    Portuguese: Luís Estanislau Xavier da França
    Italian: Luigi Stanislao Saverio di Borbone-Francia
    Dutch: Lodewijk Stanislaus Xaverius van Frankrijk
FatherLouis, Dauphin of France
MotherMaria Josepha of Saxony
ReligionRoman Catholicism

Until his accession to the throne of France, he held the title of Count of Provence as brother of King Louis XVI. On 21 September 1792, the National Convention abolished the monarchy and deposed Louis XVI, who was later executed by guillotine.[3] When his young nephew Louis XVII died in prison in June 1795, the Count of Provence proclaimed himself (titular) king under the name Louis XVIII.[4]

Following the French Revolution and during the Napoleonic era, Louis XVIII lived in exile in Prussia, England, and Russia.[5] When the Sixth Coalition finally defeated Napoleon in 1814, Louis XVIII was placed in what he, and the French royalists, considered his rightful position. However, Napoleon escaped from his exile in Elba and restored his French Empire. Louis XVIII fled, and a Seventh Coalition declared war on the French Empire, defeated Napoleon again, and again restored Louis XVIII to the French throne.

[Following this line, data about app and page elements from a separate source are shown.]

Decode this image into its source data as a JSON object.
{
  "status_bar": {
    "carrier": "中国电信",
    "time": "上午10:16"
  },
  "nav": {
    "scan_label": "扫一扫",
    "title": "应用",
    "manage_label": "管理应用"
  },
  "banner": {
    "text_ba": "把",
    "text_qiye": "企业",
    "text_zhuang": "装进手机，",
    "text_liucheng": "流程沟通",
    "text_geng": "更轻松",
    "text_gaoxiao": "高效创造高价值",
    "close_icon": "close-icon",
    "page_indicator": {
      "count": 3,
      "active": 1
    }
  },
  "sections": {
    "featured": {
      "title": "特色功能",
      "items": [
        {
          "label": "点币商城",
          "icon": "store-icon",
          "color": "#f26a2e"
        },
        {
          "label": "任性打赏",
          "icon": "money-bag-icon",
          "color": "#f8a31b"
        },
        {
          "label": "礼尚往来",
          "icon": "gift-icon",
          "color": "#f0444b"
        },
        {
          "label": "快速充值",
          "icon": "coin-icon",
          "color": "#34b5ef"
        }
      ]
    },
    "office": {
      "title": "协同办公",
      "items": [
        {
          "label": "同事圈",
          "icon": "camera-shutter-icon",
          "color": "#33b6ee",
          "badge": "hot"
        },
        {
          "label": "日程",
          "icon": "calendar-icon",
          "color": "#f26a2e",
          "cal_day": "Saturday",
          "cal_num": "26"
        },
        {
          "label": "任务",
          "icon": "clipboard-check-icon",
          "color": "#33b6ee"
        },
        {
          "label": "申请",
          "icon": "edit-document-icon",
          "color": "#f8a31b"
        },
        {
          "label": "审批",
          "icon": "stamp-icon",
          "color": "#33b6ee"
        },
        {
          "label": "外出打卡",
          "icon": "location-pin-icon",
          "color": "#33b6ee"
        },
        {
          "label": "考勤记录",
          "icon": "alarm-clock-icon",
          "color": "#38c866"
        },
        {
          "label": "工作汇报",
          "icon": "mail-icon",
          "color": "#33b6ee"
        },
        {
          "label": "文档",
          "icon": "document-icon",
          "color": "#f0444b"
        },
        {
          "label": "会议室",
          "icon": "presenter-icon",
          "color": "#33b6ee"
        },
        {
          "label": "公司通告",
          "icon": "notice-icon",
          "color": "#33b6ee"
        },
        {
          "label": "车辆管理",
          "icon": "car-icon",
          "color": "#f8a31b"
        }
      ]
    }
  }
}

Louis XVIII ruled as king for slightly less than a decade. The government of the Bourbon Restoration was a constitutional monarchy, unlike the Ancien Régime, which was absolutist. As a constitutional monarch, Louis XVIII's royal prerogative was reduced substantially by the Charter of 1814, France's new constitution. His return in 1815 led to a second wave of White Terror headed by the Ultra-royalist faction. The following year, Louis dissolved the unpopular parliament, referred to as the Chambre introuvable, giving rise to the liberal Doctrinaires. His reign was further marked by the formation of the Quintuple Alliance and a military intervention in Spain. Louis had no children, so upon his death the crown passed to his brother, Charles X.[6] Louis XVIII was the last French monarch to die while still reigning, as Charles X (1824–1830) abdicated and both Louis Philippe I (1830–1848) and Napoleon III (1852–1870) were deposed.